It’s already a legend. According to figures released by HMRC last week, the government collected just short of £1.2bn in tax from property transactions throughout March. The dosh comes thanks to more than 173,000 property transactions, a record-breaking monthly number of purchases and sales. And it’s all down to the new 3% stamp duty surcharge on second homes. What’s the story?
3% stamp duty increase drives mortgage feeding frenzy
At the end of last year the chancellor announced a 3% stamp duty surcharge on second homes, due to bite this April. As a result thousands of existing and wannabe buy-to-let landlords and holiday home owners got busy before it was too late.
Before the rise, buying a second home worth 750 thousand would have attracted £27,500 in Stamp Duty. Afterwards it rose to £50,000, and it’s no surprise the April deadline spawned an unprecedented house-buying feeding frenzy. It didn’t just cause a whopping spike in property sales, it also forced house prices up and triggered a parallel hike in mortgage lending.
The rush drives house prices up 2.5% in March
House prices went up 2.5% on February 2016, bad news for people wanting to get on the property ladder for the first time. Not surprisingly, mortgage lending to buy-to-let landlords during the month before the Stamp Duty increase were three times higher than in the previous March. And the Council of Mortgage Lenders says landlords borrowed £7.1bn in March, 163% more than March 2015. The situation right now? House prices have gone up, but at the same time there are more properties available to let: swings and roundabouts.
Blip or trend?
Was it a blip or a trend? It looks like it was a blip, with April’s residential property transactions falling right back to a more common 100,000. Mortgage lending also fell by almost a third, proving that the boom in March was directly attributable to opportunistic buyers determined to out-smart the tax rise.
Now Britain is out of the EU, and the financial situation is looking very unsteady and unpredictable indeed.

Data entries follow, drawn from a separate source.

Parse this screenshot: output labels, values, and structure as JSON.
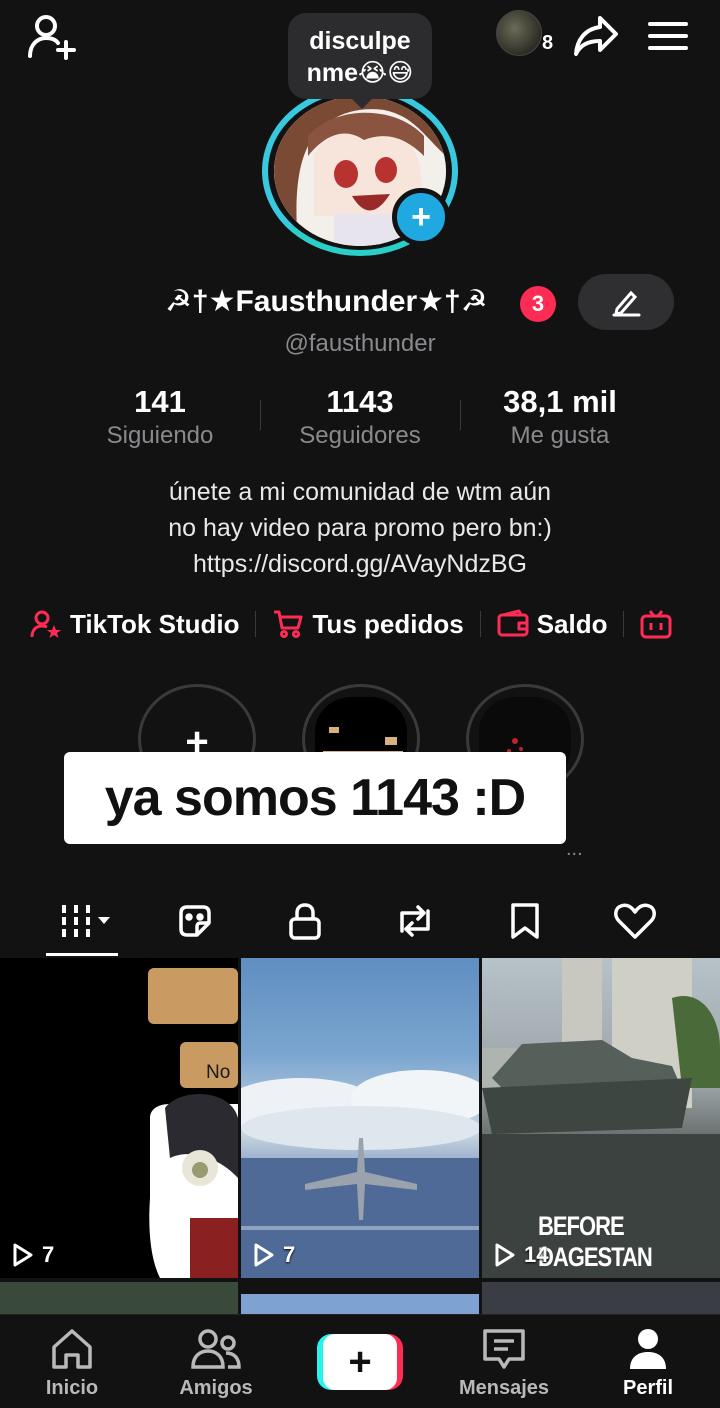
{
  "status_bubble": {
    "line1": "disculpe",
    "line2": "nme😭😅"
  },
  "visitors": {
    "count": "8"
  },
  "profile": {
    "display_name": "☭†★Fausthunder★†☭",
    "notification_count": "3",
    "handle": "@fausthunder"
  },
  "stats": [
    {
      "value": "141",
      "label": "Siguiendo"
    },
    {
      "value": "1143",
      "label": "Seguidores"
    },
    {
      "value": "38,1 mil",
      "label": "Me gusta"
    }
  ],
  "bio": {
    "line1": "únete a mi comunidad de wtm aún",
    "line2": "no hay video para promo pero bn:)",
    "line3": "https://discord.gg/AVayNdzBG"
  },
  "links": [
    {
      "label": "TikTok Studio",
      "icon": "person-star-icon"
    },
    {
      "label": "Tus pedidos",
      "icon": "cart-icon"
    },
    {
      "label": "Saldo",
      "icon": "wallet-icon"
    }
  ],
  "highlights": {
    "add_symbol": "+",
    "more": "..."
  },
  "caption_overlay": "ya somos 1143 :D",
  "videos": [
    {
      "views": "7",
      "overlay_text": "No"
    },
    {
      "views": "7",
      "overlay_text": ""
    },
    {
      "views": "14",
      "overlay_text": "BEFORE DAGESTAN"
    }
  ],
  "bottom_nav": [
    {
      "label": "Inicio",
      "icon": "home-icon"
    },
    {
      "label": "Amigos",
      "icon": "friends-icon"
    },
    {
      "label": "Mensajes",
      "icon": "messages-icon"
    },
    {
      "label": "Perfil",
      "icon": "profile-icon"
    }
  ],
  "colors": {
    "background": "#121212",
    "accent_red": "#fe2c55",
    "accent_cyan": "#25f4ee",
    "ring": "#38c9e0"
  }
}
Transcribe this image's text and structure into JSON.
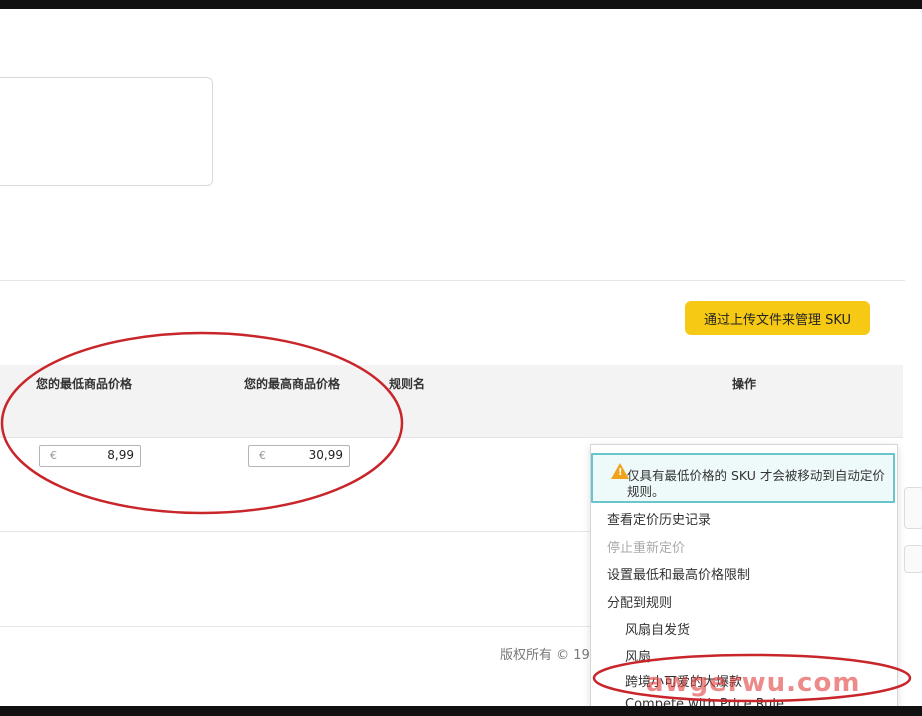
{
  "upload_button_label": "通过上传文件来管理 SKU",
  "table": {
    "headers": {
      "min_price": "您的最低商品价格",
      "max_price": "您的最高商品价格",
      "rule_name": "规则名",
      "actions": "操作"
    },
    "row": {
      "currency": "€",
      "min_price": "8,99",
      "max_price": "30,99"
    }
  },
  "footer_text": "版权所有 © 19",
  "actions_menu": {
    "notice": "仅具有最低价格的 SKU 才会被移动到自动定价规则。",
    "items": [
      {
        "label": "查看定价历史记录",
        "enabled": true
      },
      {
        "label": "停止重新定价",
        "enabled": false
      },
      {
        "label": "设置最低和最高价格限制",
        "enabled": true
      },
      {
        "label": "分配到规则",
        "enabled": true
      }
    ],
    "rules": [
      "风扇自发货",
      "风扇",
      "跨境小可爱的大爆款"
    ],
    "cut_item": "Compete with Price Rule"
  },
  "watermark": "awgerwu.com",
  "colors": {
    "accent_yellow": "#f6c915",
    "annotation_red": "#c8262b",
    "notice_border": "#69c5cc"
  }
}
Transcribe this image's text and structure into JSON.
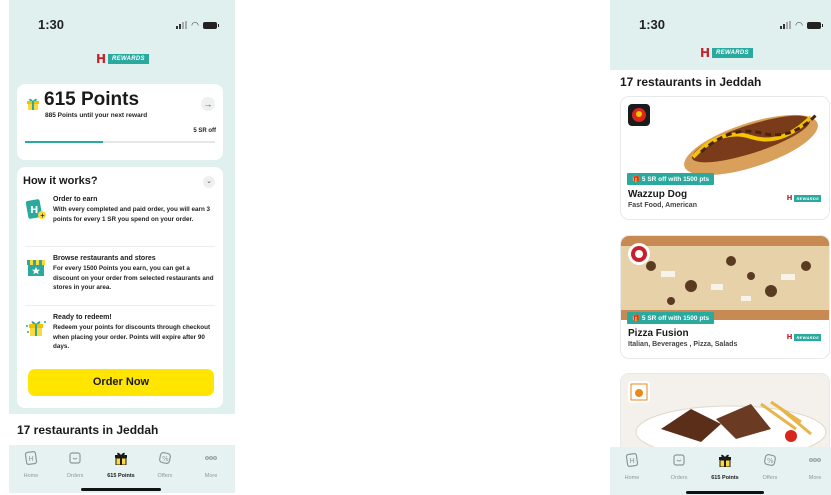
{
  "status_bar": {
    "time": "1:30"
  },
  "brand": {
    "letter": "H",
    "rewards": "REWARDS"
  },
  "points_card": {
    "title": "615 Points",
    "subtitle": "885 Points until your next reward",
    "reward_label": "5 SR off",
    "progress_fraction": 0.41
  },
  "how_it_works": {
    "title": "How it works?",
    "steps": [
      {
        "title": "Order to earn",
        "desc": "With every completed and paid order, you will earn 3 points for every 1 SR you spend on your order."
      },
      {
        "title": "Browse restaurants and stores",
        "desc": "For every 1500 Points you earn, you can get a discount on your order from selected restaurants and stores in your area."
      },
      {
        "title": "Ready to redeem!",
        "desc": "Redeem your points for discounts through checkout when placing your order. Points will expire after 90 days."
      }
    ],
    "cta": "Order Now"
  },
  "restaurants_heading": "17 restaurants in Jeddah",
  "restaurants": [
    {
      "name": "Wazzup Dog",
      "categories": "Fast Food, American",
      "badge": "5 SR off with 1500 pts"
    },
    {
      "name": "Pizza Fusion",
      "categories": "Italian, Beverages , Pizza, Salads",
      "badge": "5 SR off with 1500 pts"
    },
    {
      "name": "",
      "categories": "",
      "badge": ""
    }
  ],
  "tabbar": {
    "items": [
      {
        "label": "Home",
        "icon": "home-icon"
      },
      {
        "label": "Orders",
        "icon": "orders-icon"
      },
      {
        "label": "615 Points",
        "icon": "gift-icon",
        "active": true
      },
      {
        "label": "Offers",
        "icon": "offers-icon"
      },
      {
        "label": "More",
        "icon": "more-icon"
      }
    ]
  },
  "colors": {
    "teal": "#2aa99e",
    "mint_bg": "#dff0ef",
    "yellow": "#ffe500",
    "brand_red": "#c8202b"
  }
}
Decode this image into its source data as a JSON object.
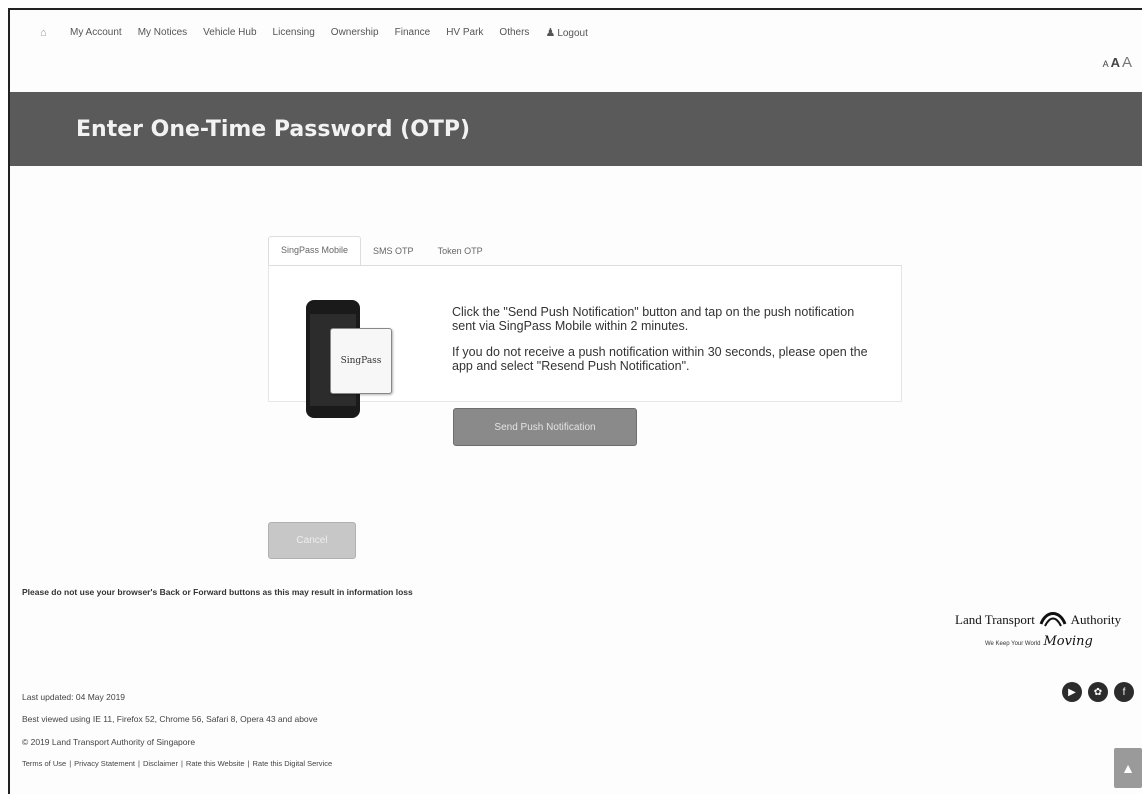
{
  "nav": {
    "items": [
      "My Account",
      "My Notices",
      "Vehicle Hub",
      "Licensing",
      "Ownership",
      "Finance",
      "HV Park",
      "Others"
    ],
    "logout": "Logout"
  },
  "font_size_controls": [
    "A",
    "A",
    "A"
  ],
  "page_title": "Enter One-Time Password (OTP)",
  "tabs": [
    {
      "label": "SingPass Mobile",
      "active": true
    },
    {
      "label": "SMS OTP",
      "active": false
    },
    {
      "label": "Token OTP",
      "active": false
    }
  ],
  "phone_card_label": "SingPass",
  "instructions": {
    "p1": "Click the \"Send Push Notification\" button and tap on the push notification sent via SingPass Mobile within 2 minutes.",
    "p2": "If you do not receive a push notification within 30 seconds, please open the app and select \"Resend Push Notification\"."
  },
  "send_button": "Send Push Notification",
  "cancel_button": "Cancel",
  "warning": "Please do not use your browser's Back or Forward buttons as this may result in information loss",
  "footer": {
    "last_updated": "Last updated: 04 May 2019",
    "best_viewed": "Best viewed using IE 11, Firefox 52, Chrome 56, Safari 8, Opera 43 and above",
    "copyright": "© 2019 Land Transport Authority of Singapore",
    "links": [
      "Terms of Use",
      "Privacy Statement",
      "Disclaimer",
      "Rate this Website",
      "Rate this Digital Service"
    ]
  },
  "logo": {
    "name_left": "Land Transport",
    "name_right": "Authority",
    "tagline": "We Keep Your World",
    "tagline_script": "Moving"
  },
  "colors": {
    "banner": "#5a5a5a",
    "send_button": "#8a8a8a",
    "cancel_button": "#c7c7c7"
  }
}
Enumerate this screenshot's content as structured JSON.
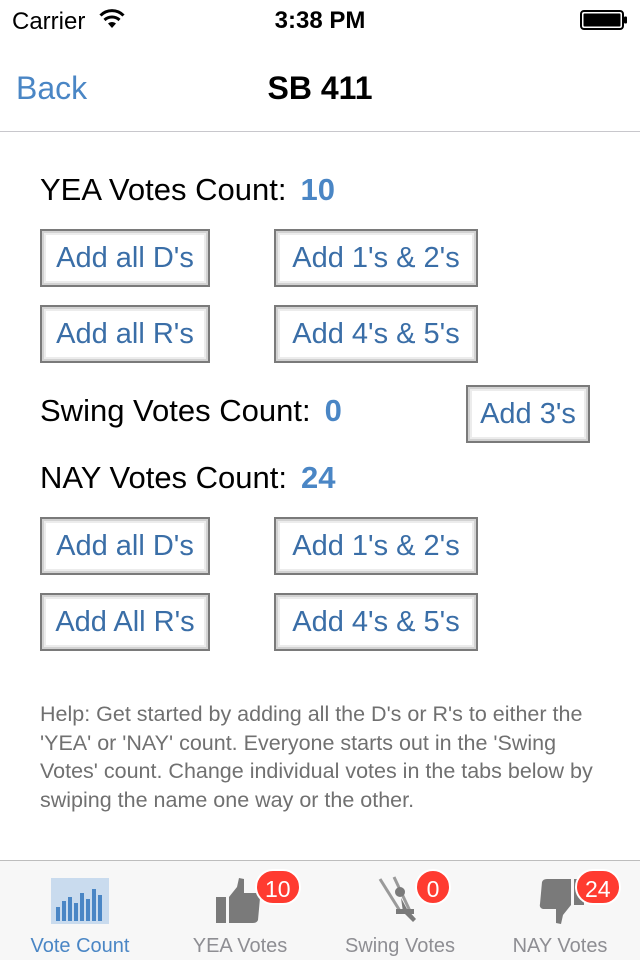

Most indicators predict a big slow down in property transactions and associated government tax revenues now that the new level of tax on second homes is out there in the wild. At the end of the day we can’t predict the future, so watch this space.